> **WHAT THIS TASK INVOLVES**: What follows is a set of records; restate each one word for word and drop the pictures.

> **SUPPLIED ENTRIES**:

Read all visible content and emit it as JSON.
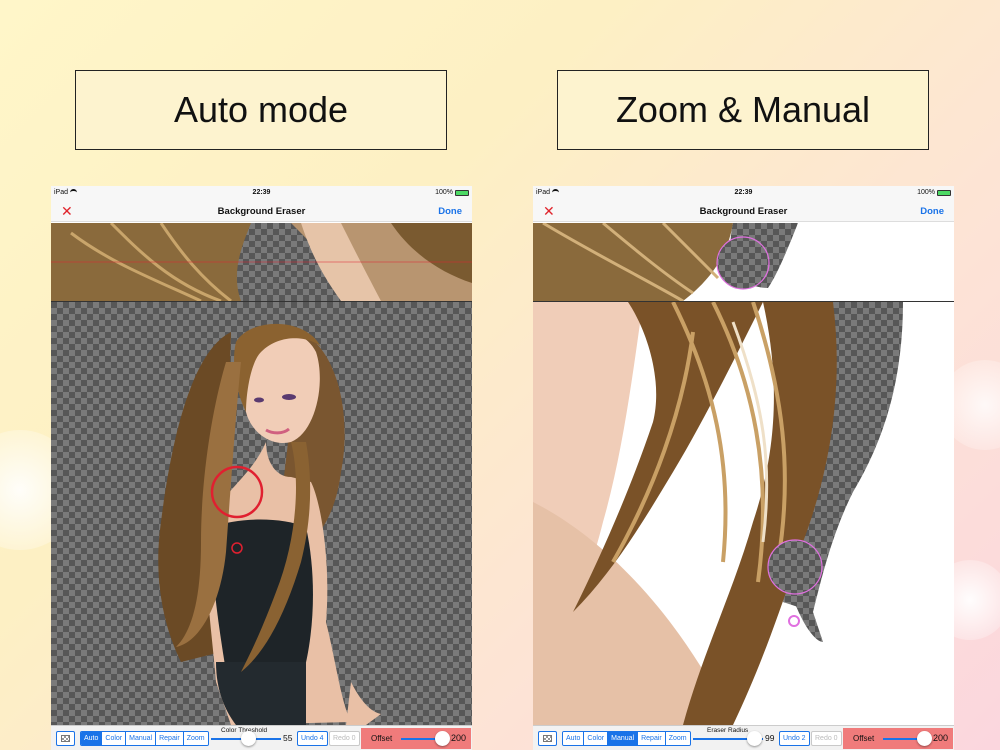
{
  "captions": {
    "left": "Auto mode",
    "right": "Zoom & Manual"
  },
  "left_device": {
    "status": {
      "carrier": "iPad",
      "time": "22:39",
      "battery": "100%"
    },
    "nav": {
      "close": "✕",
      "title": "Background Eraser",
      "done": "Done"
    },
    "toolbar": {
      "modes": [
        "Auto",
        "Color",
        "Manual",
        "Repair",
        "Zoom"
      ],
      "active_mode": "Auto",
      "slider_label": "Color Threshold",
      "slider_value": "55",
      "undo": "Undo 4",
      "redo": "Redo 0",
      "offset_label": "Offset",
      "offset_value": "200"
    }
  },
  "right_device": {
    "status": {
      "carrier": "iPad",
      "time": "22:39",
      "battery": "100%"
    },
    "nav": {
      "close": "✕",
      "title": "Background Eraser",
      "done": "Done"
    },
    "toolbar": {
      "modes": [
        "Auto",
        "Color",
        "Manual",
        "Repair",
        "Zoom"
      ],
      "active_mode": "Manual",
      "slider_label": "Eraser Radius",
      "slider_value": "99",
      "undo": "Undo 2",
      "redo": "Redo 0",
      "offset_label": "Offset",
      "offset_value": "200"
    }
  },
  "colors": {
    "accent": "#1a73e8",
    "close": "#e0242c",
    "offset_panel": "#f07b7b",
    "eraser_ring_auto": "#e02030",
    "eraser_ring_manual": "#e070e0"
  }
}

> **FINISHED TASK**:
Read all visible content and emit it as JSON.
{
  "captions": {
    "left": "Auto mode",
    "right": "Zoom & Manual"
  },
  "left_device": {
    "status": {
      "carrier": "iPad",
      "time": "22:39",
      "battery": "100%"
    },
    "nav": {
      "close": "✕",
      "title": "Background Eraser",
      "done": "Done"
    },
    "toolbar": {
      "modes": [
        "Auto",
        "Color",
        "Manual",
        "Repair",
        "Zoom"
      ],
      "active_mode": "Auto",
      "slider_label": "Color Threshold",
      "slider_value": "55",
      "undo": "Undo 4",
      "redo": "Redo 0",
      "offset_label": "Offset",
      "offset_value": "200"
    }
  },
  "right_device": {
    "status": {
      "carrier": "iPad",
      "time": "22:39",
      "battery": "100%"
    },
    "nav": {
      "close": "✕",
      "title": "Background Eraser",
      "done": "Done"
    },
    "toolbar": {
      "modes": [
        "Auto",
        "Color",
        "Manual",
        "Repair",
        "Zoom"
      ],
      "active_mode": "Manual",
      "slider_label": "Eraser Radius",
      "slider_value": "99",
      "undo": "Undo 2",
      "redo": "Redo 0",
      "offset_label": "Offset",
      "offset_value": "200"
    }
  },
  "colors": {
    "accent": "#1a73e8",
    "close": "#e0242c",
    "offset_panel": "#f07b7b",
    "eraser_ring_auto": "#e02030",
    "eraser_ring_manual": "#e070e0"
  }
}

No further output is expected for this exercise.